Seen on an early morning patrol in Arches National Park: a cottontail transfixed with fear, a snake still too sluggish to strike, and a chipmunk chirping its fool head off.What happened next, you ask? The bunny hopped away, the patrol ranger escorted the snake safely out of the road, and the chipmunk bored quickly and left. Undramatic, as nature often is — when not scripted for TV.Photo: National Park Service

Seen on an early morning patrol in Arches National Park: a cottontail transfixed with fear, a snake still too sluggish to strike, and a chipmunk chirping its fool head off.

What happened next, you ask? The bunny hopped away, the patrol ranger escorted the snake safely out of the road, and the chipmunk bored quickly and left. Undramatic, as nature often is — when not scripted for TV.

Photo: National Park Service

Another reason monsoon season is great in Grand Canyon National Park. A quick powerful rain and hail storm blew through at Hopi Point tonight and gave visitors this stunning view. NPS Photo by Erin Whittaker

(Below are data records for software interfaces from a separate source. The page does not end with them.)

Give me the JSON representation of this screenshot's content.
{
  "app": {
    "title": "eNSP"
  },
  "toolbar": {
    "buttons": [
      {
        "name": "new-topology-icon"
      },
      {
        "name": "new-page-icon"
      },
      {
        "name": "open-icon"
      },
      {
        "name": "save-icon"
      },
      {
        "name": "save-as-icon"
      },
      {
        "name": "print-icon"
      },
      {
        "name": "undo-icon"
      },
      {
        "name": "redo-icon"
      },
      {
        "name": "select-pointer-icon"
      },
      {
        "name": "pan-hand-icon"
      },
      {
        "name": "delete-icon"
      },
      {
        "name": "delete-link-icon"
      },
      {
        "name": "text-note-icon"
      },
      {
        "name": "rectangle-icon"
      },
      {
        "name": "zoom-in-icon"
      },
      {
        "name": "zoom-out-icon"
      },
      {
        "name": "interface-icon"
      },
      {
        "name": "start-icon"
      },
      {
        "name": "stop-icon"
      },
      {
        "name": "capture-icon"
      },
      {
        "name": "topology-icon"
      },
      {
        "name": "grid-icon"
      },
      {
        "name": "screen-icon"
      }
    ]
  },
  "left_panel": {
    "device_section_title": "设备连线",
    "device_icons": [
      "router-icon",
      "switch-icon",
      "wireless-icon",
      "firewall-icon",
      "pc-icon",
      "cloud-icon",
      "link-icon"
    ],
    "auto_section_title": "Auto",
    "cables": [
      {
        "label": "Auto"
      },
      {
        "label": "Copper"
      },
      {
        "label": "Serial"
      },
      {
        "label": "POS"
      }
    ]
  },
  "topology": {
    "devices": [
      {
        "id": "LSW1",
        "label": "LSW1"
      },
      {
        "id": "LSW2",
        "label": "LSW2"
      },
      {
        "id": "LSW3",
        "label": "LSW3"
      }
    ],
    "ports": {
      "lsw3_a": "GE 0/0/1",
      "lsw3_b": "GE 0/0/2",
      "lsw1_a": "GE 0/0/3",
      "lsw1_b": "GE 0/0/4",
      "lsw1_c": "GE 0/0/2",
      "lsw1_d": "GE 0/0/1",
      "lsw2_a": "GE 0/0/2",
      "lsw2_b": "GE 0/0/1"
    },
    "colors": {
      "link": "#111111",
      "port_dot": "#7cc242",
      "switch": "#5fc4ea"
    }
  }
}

Another reason monsoon season is great in Grand Canyon National Park. A quick powerful rain and hail storm blew through at Hopi Point tonight and gave visitors this stunning view.

NPS Photo by Erin Whittaker